Task objective: Across the listing below, how many lines contain the string "data"? Only the number is needed.

Records for this task:
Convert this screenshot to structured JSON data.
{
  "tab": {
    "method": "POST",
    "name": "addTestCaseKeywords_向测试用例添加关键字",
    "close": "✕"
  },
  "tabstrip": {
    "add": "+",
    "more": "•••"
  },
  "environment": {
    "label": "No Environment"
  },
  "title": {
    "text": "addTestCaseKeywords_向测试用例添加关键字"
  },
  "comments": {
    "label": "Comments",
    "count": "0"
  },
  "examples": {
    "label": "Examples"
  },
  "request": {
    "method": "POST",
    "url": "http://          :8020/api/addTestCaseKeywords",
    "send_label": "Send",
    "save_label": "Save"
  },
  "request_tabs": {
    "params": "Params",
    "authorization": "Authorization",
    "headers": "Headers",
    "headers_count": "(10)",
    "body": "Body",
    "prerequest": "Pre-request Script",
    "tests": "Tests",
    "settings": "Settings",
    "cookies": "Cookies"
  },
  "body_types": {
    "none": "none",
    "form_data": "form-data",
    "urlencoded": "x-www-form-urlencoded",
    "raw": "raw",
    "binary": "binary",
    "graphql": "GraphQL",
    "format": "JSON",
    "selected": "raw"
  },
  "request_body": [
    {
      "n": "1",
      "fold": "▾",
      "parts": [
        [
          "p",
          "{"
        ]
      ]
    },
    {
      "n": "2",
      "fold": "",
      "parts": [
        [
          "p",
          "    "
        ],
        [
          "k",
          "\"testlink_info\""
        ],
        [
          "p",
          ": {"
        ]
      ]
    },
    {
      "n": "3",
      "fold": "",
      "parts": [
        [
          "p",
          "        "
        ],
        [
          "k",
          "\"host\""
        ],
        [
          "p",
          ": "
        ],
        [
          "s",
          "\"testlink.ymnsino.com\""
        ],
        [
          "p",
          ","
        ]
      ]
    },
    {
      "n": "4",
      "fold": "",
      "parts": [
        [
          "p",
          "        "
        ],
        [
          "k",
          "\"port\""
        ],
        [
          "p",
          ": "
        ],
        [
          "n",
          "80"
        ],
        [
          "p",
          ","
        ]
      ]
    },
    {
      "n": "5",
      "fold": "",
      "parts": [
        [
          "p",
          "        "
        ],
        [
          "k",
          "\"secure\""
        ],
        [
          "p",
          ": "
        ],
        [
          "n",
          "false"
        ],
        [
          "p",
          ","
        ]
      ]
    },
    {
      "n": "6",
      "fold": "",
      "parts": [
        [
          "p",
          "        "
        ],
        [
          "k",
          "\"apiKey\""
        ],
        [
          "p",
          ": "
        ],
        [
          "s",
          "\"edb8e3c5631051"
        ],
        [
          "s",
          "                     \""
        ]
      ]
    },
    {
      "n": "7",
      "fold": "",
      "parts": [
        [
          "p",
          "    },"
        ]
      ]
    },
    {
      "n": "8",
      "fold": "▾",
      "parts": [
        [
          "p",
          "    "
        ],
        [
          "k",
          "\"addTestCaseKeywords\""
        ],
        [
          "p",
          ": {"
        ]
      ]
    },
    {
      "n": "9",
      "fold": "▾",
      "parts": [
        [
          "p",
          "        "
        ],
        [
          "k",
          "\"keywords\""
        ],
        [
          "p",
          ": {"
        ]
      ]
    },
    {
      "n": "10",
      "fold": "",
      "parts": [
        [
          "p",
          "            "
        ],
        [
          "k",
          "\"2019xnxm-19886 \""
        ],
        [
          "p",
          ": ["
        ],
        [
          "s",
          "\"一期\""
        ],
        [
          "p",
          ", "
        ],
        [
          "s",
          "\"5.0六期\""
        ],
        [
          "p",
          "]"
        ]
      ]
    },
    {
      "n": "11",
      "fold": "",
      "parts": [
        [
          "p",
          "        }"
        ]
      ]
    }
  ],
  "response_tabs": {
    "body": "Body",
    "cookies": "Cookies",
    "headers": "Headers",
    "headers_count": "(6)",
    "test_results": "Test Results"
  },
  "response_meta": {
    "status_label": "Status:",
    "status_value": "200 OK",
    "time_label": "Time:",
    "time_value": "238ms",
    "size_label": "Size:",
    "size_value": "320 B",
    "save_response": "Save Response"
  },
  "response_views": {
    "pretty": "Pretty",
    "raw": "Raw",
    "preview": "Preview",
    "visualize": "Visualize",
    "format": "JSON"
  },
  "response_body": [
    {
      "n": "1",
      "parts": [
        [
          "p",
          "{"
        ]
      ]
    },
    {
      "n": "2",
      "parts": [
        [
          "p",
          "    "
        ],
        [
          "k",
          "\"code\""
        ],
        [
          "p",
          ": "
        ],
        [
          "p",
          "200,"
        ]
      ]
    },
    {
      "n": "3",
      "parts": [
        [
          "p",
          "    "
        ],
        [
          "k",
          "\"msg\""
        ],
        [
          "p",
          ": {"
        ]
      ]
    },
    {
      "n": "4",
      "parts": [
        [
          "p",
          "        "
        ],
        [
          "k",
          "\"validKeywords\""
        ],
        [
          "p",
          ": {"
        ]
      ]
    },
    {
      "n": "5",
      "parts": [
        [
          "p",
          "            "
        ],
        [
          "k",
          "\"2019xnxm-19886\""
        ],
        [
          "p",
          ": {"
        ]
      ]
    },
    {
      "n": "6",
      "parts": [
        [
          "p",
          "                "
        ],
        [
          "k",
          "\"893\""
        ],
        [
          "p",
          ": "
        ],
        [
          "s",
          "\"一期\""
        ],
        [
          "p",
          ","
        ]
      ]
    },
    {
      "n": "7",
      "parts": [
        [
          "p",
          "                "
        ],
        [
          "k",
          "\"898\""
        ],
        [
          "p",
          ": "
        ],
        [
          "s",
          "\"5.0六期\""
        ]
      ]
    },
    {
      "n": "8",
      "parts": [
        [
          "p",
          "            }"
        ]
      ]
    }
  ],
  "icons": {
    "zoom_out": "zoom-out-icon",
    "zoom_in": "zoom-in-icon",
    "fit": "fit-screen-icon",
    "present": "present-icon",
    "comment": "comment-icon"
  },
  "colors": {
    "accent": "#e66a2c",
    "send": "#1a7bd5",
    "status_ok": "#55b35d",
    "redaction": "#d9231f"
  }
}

Solution to this exercise: 2